Records from a data collection
────────────────────────────────────────

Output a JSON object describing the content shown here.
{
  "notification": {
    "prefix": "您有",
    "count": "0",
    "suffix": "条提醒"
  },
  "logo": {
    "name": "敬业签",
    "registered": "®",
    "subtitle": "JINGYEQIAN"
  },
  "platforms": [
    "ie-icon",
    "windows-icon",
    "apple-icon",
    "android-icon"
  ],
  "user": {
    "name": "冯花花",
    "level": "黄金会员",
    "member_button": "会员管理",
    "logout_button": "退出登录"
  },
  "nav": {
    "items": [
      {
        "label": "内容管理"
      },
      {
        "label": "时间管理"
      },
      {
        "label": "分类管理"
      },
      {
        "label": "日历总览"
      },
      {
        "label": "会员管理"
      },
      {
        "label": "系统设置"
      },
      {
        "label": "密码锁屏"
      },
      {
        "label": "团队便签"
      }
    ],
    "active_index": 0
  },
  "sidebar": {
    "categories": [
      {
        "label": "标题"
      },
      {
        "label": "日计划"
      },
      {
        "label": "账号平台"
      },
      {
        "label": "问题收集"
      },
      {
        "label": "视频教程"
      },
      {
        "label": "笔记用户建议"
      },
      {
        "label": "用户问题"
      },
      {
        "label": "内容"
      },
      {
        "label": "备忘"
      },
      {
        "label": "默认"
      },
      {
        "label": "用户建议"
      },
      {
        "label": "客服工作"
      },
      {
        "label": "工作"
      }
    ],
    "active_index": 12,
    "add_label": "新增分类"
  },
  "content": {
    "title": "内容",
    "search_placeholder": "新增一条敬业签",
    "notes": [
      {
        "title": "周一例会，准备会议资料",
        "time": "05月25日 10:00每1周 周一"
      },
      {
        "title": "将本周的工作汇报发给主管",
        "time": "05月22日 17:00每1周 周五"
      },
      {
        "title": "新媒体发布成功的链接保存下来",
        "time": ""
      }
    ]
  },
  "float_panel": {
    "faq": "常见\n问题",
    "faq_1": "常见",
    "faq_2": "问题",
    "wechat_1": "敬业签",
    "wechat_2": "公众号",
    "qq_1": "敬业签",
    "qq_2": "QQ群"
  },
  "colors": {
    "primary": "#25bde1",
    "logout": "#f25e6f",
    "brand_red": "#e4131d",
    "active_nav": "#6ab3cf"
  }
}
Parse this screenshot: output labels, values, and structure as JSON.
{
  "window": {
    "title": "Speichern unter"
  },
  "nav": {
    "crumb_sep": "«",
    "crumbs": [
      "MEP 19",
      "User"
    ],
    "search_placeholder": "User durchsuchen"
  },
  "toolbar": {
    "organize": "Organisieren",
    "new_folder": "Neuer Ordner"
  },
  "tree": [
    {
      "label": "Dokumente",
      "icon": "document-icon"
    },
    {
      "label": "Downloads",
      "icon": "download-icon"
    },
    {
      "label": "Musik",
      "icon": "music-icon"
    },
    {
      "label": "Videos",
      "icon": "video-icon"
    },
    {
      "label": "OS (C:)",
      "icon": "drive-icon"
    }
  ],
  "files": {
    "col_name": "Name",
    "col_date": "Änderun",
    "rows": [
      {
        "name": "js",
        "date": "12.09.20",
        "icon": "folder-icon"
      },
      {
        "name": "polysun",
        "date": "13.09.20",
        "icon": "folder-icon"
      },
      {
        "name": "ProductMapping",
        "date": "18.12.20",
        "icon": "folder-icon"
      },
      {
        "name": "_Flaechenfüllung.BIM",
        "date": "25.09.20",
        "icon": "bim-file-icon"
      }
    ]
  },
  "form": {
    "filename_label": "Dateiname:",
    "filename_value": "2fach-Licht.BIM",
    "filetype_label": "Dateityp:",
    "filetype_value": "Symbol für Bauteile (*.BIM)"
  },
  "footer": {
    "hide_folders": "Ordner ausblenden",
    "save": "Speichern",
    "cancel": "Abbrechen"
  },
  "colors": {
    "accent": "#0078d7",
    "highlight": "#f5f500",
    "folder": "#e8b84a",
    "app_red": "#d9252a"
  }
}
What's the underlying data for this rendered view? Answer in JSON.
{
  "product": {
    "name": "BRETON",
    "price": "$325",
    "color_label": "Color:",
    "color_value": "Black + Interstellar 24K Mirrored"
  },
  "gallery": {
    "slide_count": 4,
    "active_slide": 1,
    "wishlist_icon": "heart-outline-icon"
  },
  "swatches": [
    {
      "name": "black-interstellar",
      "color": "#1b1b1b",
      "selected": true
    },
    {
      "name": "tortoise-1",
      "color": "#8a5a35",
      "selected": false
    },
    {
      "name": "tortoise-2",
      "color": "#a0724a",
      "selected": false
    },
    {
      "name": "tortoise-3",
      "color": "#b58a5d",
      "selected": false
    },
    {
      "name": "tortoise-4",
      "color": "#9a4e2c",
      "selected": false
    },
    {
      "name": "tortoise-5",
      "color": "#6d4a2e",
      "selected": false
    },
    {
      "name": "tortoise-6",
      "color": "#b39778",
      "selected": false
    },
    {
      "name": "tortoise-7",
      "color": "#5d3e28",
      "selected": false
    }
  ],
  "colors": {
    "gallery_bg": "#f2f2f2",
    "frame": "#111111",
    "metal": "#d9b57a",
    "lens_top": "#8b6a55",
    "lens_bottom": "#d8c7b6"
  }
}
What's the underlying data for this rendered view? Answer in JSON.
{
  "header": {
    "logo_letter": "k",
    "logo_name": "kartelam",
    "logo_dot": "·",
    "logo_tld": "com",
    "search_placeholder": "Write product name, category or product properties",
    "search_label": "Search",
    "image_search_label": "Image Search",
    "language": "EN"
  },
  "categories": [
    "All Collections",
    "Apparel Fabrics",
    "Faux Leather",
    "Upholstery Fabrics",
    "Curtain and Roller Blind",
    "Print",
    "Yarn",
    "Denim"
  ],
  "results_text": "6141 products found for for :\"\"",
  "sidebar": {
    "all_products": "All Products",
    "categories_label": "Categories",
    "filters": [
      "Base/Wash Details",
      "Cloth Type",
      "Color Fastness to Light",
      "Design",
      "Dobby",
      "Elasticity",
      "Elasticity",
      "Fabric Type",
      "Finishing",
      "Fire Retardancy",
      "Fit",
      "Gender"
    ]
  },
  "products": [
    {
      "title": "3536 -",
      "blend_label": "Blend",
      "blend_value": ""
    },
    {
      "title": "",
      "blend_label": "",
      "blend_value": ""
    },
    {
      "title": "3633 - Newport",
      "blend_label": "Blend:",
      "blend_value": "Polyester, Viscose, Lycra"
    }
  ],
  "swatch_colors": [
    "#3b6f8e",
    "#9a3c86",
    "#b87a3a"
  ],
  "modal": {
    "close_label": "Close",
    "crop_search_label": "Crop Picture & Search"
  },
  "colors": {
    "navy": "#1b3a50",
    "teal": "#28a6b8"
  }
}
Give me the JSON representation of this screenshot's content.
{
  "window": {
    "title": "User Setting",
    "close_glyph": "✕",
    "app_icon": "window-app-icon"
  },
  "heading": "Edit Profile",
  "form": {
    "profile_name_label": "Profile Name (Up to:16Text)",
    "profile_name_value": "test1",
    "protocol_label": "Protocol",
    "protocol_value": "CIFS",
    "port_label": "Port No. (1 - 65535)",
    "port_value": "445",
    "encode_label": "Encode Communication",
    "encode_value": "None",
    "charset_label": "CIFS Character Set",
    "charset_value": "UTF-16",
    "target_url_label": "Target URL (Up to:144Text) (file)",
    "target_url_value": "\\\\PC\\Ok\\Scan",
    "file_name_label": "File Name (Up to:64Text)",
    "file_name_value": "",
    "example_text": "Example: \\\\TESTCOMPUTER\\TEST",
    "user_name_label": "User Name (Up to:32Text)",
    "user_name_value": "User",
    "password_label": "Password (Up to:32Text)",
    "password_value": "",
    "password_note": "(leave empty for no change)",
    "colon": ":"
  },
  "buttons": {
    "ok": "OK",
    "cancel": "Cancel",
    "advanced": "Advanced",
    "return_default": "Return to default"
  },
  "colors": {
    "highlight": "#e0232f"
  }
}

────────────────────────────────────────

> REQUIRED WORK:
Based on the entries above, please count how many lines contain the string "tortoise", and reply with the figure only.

> TASK SOLUTION:
7